▸ Instructions to follow
Wherever "JSON" turns up in the entries, copy out the line that holds it.
┌─ Data for review
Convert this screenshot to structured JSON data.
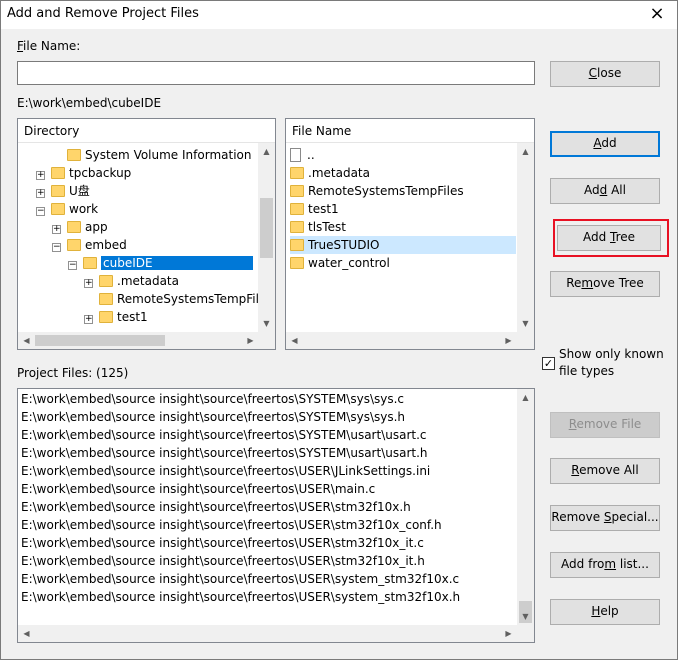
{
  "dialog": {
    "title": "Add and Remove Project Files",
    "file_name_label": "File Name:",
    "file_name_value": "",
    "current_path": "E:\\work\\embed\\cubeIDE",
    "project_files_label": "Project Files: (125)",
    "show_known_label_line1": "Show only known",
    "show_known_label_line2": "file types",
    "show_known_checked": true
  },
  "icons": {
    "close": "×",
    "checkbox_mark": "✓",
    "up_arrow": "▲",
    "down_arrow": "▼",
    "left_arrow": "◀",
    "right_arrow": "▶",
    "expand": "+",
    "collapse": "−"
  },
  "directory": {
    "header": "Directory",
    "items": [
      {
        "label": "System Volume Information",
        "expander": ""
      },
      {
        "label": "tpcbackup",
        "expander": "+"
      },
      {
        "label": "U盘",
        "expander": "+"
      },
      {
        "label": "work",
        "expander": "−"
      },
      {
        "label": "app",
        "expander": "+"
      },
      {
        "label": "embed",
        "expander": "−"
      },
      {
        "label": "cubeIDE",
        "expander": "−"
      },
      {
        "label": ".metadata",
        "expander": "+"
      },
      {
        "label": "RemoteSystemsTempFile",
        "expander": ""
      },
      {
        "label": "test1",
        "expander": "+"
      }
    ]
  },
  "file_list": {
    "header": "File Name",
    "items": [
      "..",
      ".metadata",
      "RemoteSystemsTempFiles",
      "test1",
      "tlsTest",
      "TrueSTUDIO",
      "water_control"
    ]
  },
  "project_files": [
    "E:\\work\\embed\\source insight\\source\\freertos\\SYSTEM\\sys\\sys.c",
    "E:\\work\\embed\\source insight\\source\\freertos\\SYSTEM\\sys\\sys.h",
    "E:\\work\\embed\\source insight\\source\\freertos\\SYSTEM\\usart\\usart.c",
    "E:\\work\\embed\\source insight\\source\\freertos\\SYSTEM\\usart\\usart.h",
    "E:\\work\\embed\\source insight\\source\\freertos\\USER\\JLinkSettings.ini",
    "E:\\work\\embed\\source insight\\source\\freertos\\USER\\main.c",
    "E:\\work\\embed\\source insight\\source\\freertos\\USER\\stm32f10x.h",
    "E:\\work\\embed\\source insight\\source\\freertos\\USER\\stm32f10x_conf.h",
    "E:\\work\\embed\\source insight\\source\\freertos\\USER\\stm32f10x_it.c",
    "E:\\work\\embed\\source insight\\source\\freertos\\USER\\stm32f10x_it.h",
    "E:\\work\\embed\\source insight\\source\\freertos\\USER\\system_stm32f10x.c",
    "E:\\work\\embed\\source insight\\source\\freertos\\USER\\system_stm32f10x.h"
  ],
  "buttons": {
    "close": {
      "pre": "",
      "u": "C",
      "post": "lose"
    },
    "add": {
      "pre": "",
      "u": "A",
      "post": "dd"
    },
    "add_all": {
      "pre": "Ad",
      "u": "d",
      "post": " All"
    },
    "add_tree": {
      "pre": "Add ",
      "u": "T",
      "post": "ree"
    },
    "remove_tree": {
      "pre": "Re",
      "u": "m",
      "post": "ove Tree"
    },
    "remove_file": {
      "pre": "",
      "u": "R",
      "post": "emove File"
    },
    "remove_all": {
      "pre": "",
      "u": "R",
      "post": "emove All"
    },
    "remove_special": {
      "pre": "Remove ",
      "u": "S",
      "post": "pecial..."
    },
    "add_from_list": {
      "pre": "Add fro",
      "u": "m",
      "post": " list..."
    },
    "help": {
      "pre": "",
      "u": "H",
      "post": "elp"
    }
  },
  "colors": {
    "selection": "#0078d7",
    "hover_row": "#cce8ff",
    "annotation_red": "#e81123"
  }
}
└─
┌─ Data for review
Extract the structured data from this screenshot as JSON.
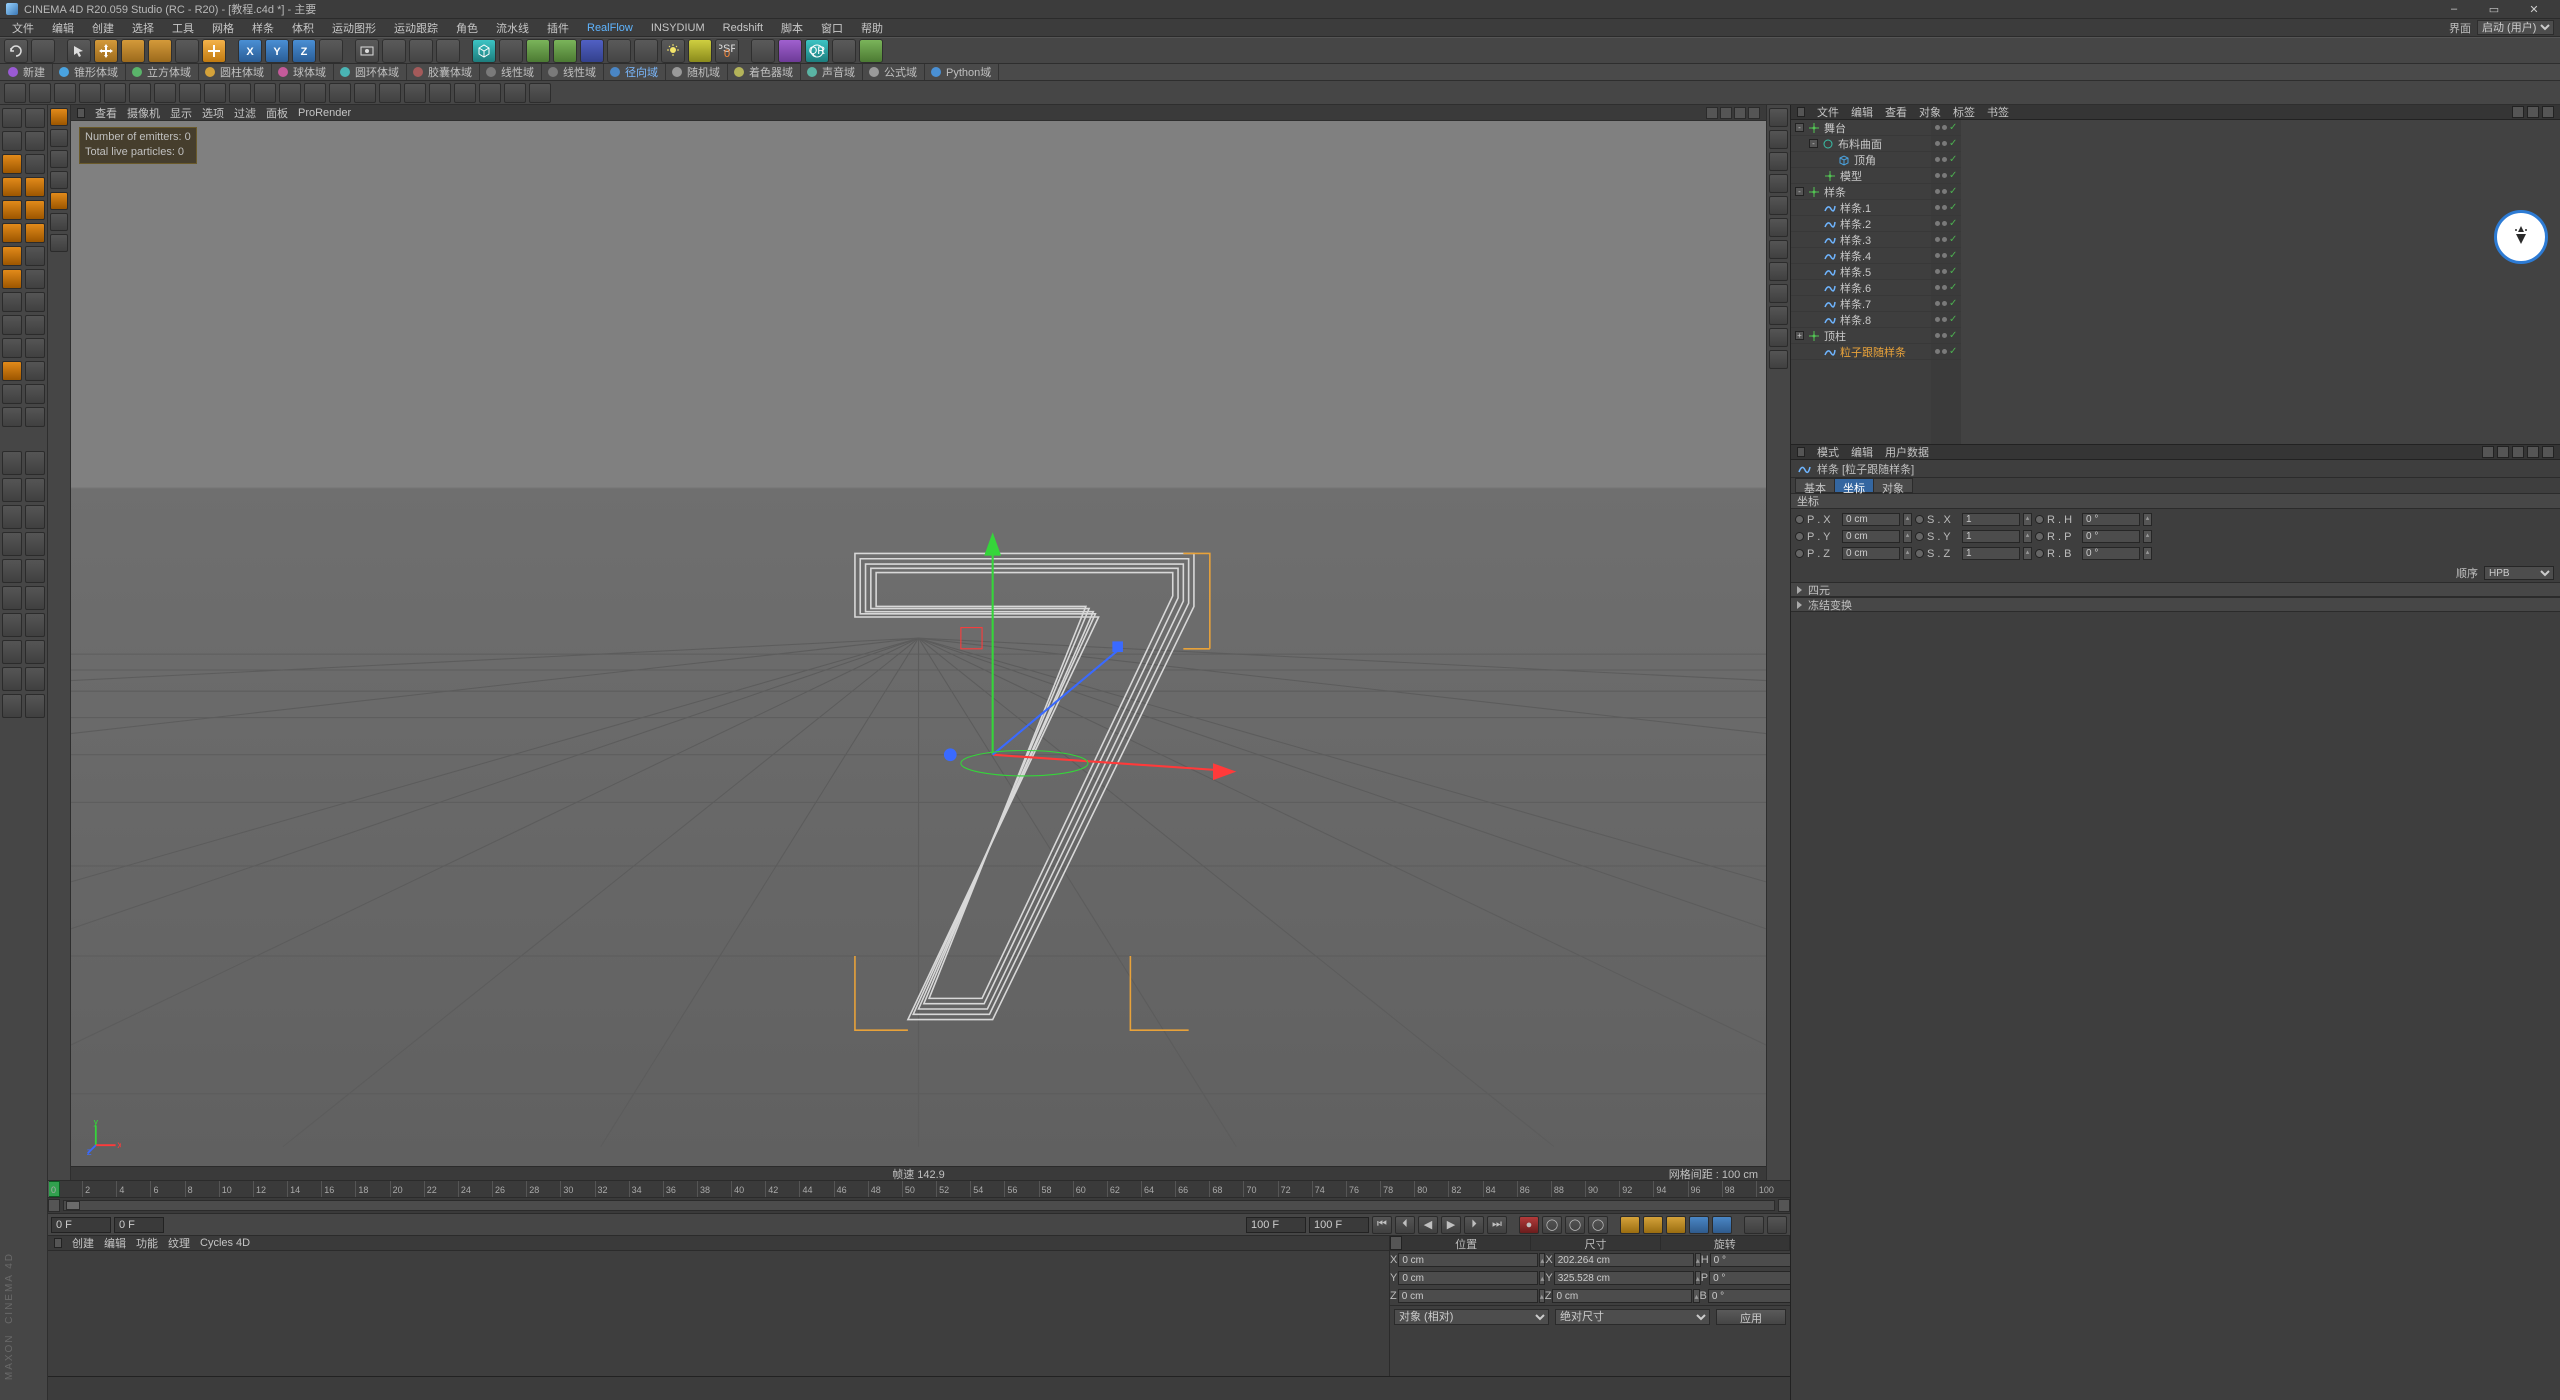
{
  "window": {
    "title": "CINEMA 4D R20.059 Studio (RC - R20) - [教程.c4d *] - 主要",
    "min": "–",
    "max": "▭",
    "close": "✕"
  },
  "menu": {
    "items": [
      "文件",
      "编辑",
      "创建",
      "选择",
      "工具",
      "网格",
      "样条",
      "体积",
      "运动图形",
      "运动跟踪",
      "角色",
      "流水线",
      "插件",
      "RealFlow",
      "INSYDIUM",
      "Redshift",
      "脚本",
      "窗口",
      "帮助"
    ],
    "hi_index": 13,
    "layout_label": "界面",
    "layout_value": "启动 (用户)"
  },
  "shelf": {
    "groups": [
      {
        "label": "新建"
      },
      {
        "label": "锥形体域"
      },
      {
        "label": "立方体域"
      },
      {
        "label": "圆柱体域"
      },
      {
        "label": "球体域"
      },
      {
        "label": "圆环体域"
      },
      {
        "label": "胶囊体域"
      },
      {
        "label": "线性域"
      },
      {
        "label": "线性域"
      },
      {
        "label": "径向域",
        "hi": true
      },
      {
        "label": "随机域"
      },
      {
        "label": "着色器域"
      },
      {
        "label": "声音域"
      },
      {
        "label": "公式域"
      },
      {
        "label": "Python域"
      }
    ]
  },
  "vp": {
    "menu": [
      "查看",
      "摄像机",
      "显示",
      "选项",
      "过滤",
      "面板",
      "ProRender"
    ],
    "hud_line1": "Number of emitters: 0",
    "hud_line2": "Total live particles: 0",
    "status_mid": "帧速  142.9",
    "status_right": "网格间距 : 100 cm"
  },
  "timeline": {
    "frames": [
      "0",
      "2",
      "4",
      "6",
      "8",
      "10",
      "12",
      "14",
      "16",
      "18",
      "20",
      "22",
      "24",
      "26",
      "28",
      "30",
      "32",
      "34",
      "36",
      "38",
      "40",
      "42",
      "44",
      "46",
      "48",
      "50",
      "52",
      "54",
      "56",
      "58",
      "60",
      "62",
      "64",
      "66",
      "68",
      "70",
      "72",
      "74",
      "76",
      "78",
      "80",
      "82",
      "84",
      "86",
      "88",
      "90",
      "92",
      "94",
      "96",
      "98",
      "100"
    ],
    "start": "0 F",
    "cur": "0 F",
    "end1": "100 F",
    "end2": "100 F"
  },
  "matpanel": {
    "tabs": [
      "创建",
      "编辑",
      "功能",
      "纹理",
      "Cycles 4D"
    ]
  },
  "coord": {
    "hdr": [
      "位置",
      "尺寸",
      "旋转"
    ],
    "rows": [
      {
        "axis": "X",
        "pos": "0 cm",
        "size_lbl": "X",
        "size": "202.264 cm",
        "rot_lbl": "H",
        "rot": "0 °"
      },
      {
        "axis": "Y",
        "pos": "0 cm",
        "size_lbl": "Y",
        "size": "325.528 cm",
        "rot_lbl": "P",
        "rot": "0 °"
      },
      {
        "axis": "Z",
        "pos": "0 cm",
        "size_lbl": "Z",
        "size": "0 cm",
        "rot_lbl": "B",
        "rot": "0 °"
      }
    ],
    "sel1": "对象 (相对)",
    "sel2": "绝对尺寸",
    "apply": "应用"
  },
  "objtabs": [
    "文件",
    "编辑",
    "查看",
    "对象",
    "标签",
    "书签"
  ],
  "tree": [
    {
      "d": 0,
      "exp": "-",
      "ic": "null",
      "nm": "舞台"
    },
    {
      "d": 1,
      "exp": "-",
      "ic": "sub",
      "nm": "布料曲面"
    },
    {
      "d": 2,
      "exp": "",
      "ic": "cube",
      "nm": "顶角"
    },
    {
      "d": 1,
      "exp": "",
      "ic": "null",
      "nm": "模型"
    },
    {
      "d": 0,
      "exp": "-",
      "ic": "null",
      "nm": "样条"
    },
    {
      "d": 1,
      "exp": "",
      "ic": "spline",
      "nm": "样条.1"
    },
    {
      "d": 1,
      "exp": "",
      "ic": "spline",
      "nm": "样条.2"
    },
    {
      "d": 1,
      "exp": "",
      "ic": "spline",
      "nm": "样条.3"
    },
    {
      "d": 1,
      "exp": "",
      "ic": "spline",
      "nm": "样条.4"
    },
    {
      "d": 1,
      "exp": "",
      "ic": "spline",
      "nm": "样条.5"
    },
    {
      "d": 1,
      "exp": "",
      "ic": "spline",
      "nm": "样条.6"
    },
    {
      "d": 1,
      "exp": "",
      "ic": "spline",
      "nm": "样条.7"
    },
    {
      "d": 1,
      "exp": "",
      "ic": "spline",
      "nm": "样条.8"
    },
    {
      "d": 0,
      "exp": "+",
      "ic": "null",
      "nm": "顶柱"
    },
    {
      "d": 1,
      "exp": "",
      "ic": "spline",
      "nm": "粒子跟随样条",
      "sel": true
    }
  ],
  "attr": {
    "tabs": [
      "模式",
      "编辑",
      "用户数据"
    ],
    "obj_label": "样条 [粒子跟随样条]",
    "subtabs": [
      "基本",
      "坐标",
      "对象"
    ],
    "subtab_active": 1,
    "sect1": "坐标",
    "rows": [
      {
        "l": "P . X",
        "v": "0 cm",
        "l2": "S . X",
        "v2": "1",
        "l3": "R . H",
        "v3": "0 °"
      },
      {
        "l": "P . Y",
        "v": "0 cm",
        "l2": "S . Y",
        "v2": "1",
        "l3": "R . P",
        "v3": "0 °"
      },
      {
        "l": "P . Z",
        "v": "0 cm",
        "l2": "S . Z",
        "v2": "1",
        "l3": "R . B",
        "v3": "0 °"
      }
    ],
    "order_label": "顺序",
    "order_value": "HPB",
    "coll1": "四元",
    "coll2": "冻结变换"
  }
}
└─
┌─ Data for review
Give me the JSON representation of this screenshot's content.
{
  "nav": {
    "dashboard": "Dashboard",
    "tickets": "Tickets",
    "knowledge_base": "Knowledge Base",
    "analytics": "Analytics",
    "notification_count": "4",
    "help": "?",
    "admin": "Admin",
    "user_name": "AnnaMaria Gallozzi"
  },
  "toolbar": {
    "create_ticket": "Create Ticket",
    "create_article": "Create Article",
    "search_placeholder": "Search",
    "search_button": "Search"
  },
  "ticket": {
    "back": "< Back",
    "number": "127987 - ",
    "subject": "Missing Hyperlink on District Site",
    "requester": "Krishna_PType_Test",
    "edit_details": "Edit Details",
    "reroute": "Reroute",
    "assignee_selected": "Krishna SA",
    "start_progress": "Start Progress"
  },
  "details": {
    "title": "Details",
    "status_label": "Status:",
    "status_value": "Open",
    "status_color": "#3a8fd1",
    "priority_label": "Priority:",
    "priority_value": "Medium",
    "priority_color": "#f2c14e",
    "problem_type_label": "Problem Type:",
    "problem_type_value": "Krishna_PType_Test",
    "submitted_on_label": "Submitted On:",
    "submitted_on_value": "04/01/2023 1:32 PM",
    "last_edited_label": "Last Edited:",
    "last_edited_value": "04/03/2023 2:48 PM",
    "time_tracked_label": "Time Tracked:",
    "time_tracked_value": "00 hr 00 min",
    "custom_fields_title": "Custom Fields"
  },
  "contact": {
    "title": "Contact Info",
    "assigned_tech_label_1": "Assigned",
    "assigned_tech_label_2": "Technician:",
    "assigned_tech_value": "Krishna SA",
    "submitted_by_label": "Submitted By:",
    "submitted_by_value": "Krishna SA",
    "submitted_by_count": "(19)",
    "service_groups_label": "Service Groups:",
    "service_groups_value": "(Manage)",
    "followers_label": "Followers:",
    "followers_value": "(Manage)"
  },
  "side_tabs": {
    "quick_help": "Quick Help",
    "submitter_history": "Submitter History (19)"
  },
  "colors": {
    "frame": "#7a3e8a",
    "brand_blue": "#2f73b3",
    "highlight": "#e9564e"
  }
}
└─
▸ Written solution
Convert this screenshot to structured JSON data.
Extract the structured data from this screenshot as JSON.
Give me the JSON representation of this screenshot's content.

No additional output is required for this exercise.